- - The care of a child adopted or placed under foster care within one year of the placement of the child with the employee;
- - The care for a direct family member who has a serious health condition;
- - A health condition that prohibits the worker from being able to perform essential job functions; or
- - Any demand due to the fact that the employee’s direct family member is a covered military member on covered active duty, which is defined as duty during the deployment to a foreign country.
Alternatively, an eligible employee may be entitled to 26 workweeks of leave during a one-year period to care for a covered service member with a serious injury or illness if the employee is the service member’s direct relative.
The FMLA applies to the following:
- - Public agencies; and
- - Private employers with 50 or more employees for at least 20 weeks in the current or previous calendar year.
In order for an individual to be eligible, the employee must:
- 1. Work for a covered employer;
- 2. Have worked 1,250 hours during the 12 months prior to the start date of the leave;
- 3. Work at a location where the employer has 50 or more employees within 75 miles; and
- 4. Have worked for the employer for 12 months.

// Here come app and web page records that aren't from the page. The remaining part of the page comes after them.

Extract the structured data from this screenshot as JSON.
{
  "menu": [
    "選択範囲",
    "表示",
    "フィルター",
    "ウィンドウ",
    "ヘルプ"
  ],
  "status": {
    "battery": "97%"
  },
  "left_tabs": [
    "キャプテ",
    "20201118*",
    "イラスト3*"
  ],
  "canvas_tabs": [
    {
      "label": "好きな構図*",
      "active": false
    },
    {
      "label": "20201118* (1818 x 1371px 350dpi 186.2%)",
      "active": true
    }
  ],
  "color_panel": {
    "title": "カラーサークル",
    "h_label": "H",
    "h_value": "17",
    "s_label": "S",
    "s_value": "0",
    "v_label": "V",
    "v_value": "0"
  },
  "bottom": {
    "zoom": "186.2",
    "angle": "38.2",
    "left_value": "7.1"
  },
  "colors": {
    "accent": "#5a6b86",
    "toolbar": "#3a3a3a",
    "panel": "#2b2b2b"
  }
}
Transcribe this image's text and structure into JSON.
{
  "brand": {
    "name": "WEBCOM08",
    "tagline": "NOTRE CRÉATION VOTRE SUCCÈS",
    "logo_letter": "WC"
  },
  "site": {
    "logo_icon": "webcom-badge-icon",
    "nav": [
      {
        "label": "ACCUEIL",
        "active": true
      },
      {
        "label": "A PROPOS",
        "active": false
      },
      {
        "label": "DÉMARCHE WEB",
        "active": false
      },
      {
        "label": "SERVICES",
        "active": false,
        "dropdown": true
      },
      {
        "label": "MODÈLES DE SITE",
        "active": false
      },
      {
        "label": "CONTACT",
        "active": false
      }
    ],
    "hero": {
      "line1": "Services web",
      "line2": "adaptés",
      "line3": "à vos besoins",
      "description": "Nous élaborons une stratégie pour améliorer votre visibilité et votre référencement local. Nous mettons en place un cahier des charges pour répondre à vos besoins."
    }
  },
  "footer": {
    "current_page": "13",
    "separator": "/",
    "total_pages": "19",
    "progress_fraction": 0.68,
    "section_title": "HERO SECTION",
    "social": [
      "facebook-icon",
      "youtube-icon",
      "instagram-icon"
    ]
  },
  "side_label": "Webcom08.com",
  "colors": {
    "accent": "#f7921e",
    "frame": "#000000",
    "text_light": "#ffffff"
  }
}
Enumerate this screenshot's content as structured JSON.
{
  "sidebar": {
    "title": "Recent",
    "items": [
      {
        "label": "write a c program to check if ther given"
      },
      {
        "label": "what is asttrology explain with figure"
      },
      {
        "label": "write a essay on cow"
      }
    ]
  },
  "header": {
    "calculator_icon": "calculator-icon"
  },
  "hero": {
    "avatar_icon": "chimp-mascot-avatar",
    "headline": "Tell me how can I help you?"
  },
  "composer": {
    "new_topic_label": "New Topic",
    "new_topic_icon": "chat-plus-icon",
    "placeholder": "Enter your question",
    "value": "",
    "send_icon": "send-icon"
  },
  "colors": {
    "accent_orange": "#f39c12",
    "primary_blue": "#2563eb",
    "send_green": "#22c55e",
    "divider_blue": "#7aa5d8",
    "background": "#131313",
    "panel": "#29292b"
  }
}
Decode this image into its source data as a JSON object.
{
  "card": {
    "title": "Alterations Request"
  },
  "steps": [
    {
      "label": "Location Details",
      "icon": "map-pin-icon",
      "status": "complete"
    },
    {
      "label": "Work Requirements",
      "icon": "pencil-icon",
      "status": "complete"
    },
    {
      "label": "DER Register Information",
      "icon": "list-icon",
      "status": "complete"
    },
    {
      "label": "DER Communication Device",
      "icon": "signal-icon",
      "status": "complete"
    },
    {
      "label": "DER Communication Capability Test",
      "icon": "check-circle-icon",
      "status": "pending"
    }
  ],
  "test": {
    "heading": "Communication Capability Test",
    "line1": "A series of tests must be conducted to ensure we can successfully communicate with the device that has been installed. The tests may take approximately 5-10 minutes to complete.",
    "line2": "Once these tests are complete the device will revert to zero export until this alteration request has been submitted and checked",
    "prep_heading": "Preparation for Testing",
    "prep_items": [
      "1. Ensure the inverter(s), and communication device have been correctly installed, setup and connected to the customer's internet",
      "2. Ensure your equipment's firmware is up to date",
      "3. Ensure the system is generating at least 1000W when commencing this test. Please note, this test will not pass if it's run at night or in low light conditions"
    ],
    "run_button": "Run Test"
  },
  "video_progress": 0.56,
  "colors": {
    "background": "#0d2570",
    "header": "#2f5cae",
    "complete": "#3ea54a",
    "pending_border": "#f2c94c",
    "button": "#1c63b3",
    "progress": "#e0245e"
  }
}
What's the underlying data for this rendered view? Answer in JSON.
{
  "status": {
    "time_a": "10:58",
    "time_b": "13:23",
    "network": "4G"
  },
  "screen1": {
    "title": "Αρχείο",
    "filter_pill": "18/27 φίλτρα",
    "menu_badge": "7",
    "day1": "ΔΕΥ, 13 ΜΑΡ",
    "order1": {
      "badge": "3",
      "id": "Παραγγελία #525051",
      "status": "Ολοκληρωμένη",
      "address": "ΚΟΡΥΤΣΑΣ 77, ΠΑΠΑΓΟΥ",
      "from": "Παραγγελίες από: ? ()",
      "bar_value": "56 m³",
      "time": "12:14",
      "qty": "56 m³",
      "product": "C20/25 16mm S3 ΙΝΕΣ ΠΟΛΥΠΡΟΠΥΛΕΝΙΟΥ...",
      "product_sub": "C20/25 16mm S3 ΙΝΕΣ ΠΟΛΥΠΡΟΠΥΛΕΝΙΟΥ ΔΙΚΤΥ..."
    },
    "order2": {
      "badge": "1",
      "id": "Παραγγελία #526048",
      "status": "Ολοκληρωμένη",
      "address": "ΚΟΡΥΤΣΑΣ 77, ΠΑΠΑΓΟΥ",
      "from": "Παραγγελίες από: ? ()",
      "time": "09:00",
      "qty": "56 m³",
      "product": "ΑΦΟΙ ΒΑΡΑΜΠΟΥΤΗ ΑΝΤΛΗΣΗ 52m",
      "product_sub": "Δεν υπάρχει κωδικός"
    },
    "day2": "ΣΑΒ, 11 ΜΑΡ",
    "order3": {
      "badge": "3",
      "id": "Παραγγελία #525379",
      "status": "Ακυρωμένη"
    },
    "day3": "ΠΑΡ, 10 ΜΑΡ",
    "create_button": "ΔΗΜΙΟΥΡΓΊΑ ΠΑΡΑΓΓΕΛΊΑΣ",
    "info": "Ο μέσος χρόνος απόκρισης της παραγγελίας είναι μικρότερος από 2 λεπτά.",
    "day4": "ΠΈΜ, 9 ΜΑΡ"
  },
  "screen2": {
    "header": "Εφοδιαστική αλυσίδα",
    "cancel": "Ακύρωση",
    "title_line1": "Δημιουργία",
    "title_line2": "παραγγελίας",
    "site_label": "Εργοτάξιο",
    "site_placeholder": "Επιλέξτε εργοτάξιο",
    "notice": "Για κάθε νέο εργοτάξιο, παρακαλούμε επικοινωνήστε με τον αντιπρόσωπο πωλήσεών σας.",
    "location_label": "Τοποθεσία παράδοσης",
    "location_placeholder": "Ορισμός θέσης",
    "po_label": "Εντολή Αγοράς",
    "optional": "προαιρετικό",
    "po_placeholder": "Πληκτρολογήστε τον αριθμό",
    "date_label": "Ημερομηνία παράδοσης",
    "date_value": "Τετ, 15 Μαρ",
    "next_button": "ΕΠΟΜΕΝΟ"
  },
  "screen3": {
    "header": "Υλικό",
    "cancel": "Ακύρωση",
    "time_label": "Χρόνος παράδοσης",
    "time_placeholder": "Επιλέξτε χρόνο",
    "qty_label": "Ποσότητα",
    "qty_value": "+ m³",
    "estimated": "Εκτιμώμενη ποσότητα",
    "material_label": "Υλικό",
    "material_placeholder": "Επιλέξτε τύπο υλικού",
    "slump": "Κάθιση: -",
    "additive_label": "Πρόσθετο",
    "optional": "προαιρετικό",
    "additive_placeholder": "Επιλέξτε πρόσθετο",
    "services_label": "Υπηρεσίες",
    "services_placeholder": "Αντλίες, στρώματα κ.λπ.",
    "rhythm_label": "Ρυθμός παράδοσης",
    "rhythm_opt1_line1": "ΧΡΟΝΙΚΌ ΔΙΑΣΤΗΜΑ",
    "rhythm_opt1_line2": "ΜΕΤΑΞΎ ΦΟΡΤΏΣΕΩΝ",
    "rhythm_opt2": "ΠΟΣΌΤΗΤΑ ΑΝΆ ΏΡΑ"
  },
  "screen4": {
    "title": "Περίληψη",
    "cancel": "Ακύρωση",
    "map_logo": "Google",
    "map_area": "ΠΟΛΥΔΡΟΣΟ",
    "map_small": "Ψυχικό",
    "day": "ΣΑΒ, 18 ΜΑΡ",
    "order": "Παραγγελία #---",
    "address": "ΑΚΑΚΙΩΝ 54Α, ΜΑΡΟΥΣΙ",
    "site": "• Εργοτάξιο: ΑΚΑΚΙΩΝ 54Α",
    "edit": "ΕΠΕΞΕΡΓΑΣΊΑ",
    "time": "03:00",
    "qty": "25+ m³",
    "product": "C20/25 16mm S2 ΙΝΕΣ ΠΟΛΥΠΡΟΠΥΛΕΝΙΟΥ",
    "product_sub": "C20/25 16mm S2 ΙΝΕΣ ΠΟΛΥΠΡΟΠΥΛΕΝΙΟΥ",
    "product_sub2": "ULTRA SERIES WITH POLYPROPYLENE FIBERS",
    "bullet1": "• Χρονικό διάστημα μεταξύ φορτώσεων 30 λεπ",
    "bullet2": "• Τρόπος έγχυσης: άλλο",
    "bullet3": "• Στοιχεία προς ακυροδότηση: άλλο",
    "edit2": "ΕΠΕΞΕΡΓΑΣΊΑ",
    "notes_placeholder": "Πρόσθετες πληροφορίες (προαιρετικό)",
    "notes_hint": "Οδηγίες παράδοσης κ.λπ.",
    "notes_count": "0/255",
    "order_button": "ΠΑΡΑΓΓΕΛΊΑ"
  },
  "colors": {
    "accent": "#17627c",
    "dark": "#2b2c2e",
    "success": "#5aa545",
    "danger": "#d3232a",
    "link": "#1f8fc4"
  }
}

The 12 months of work does not need to be consecutive. Further, under most circumstances, only employment within the last seven years is counted.
For more information about the requirements of the FMLA, whether you are an employer or employee, you should speak with an experienced Illinois employment law attorney. Our firm represents clients throughout the northwest suburbs, including Deer Park, Buffalo Grove, and Crystal Lake.
About the Author: Attorney Ken Apicella is a founding partner of DGAA focusing in the areas of personal injury, employment, insurance coverage disputes, and civil litigation. Ken earned his J.D. from DePaul University College of Law in 1999. He has been named a SuperLawyers Rising Star and a Forty Illinois Attorneys Under Forty to Watch. Ken has written and lectured for the Illinois Institute for Continuing Legal Education and regularly serves as a moderator at Northwest Suburban Bar Association's Continuing Legal Education seminars.